#### Brief:
Search the data below, and report every line in which "description" occurs.

#### App and web page records:
+-------+

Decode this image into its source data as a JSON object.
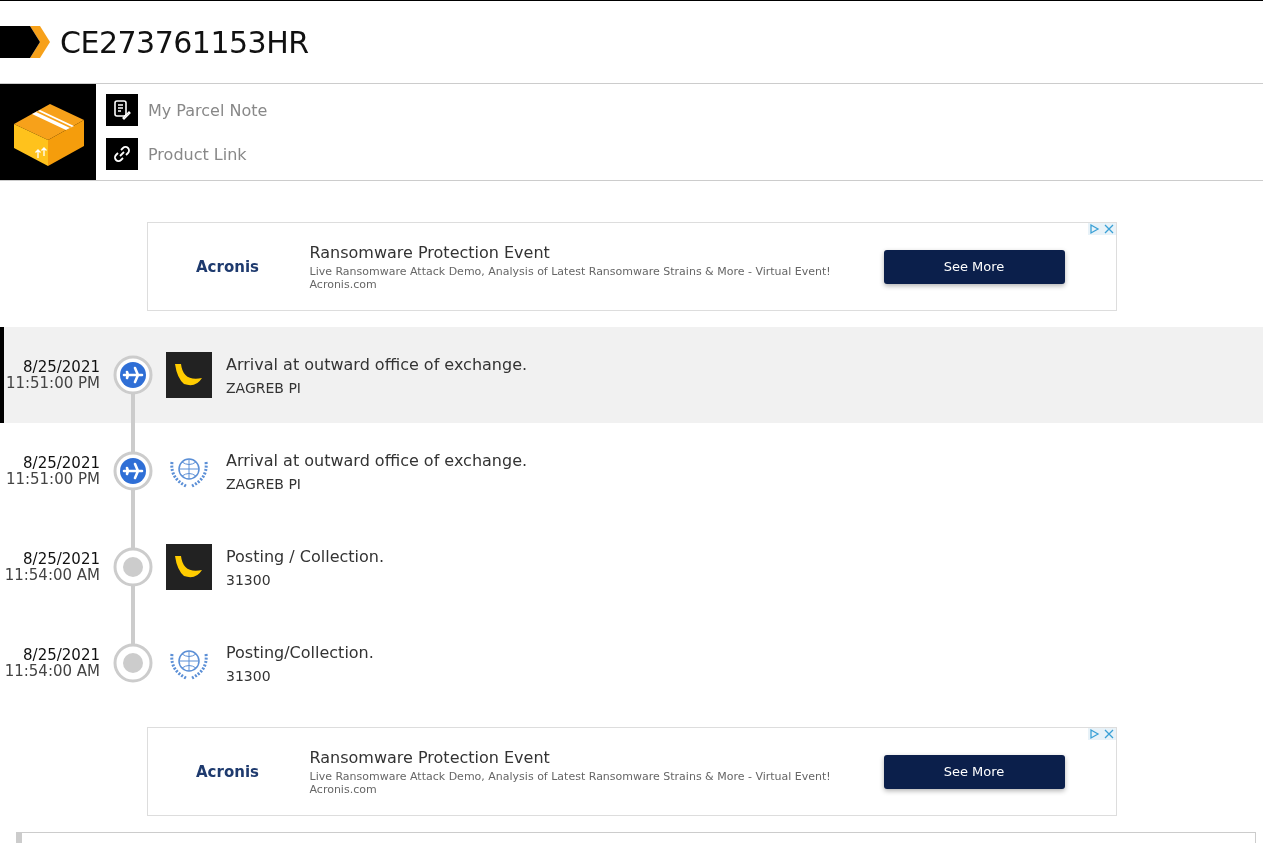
{
  "tracking_number": "CE273761153HR",
  "links": [
    {
      "kind": "note",
      "label": "My Parcel Note"
    },
    {
      "kind": "link",
      "label": "Product Link"
    }
  ],
  "ads": [
    {
      "brand": "Acronis",
      "title": "Ransomware Protection Event",
      "text": "Live Ransomware Attack Demo, Analysis of Latest Ransomware Strains & More - Virtual Event!",
      "domain": "Acronis.com",
      "button": "See More"
    },
    {
      "brand": "Acronis",
      "title": "Ransomware Protection Event",
      "text": "Live Ransomware Attack Demo, Analysis of Latest Ransomware Strains & More - Virtual Event!",
      "domain": "Acronis.com",
      "button": "See More"
    }
  ],
  "events": [
    {
      "date": "8/25/2021",
      "time": "11:51:00 PM",
      "status_icon": {
        "kind": "flight"
      },
      "carrier_logo": {
        "kind": "post"
      },
      "description": "Arrival at outward office of exchange.",
      "location": "ZAGREB PI",
      "selected": true
    },
    {
      "date": "8/25/2021",
      "time": "11:51:00 PM",
      "status_icon": {
        "kind": "flight"
      },
      "carrier_logo": {
        "kind": "upu"
      },
      "description": "Arrival at outward office of exchange.",
      "location": "ZAGREB PI",
      "selected": false
    },
    {
      "date": "8/25/2021",
      "time": "11:54:00 AM",
      "status_icon": {
        "kind": "dot"
      },
      "carrier_logo": {
        "kind": "post"
      },
      "description": "Posting / Collection.",
      "location": "31300",
      "selected": false
    },
    {
      "date": "8/25/2021",
      "time": "11:54:00 AM",
      "status_icon": {
        "kind": "dot"
      },
      "carrier_logo": {
        "kind": "upu"
      },
      "description": "Posting/Collection.",
      "location": "31300",
      "selected": false
    }
  ]
}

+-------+

#### Result of this task:
      "description": "Arrival at outward office of exchange.",
      "description": "Arrival at outward office of exchange.",
      "description": "Posting / Collection.",
      "description": "Posting/Collection.",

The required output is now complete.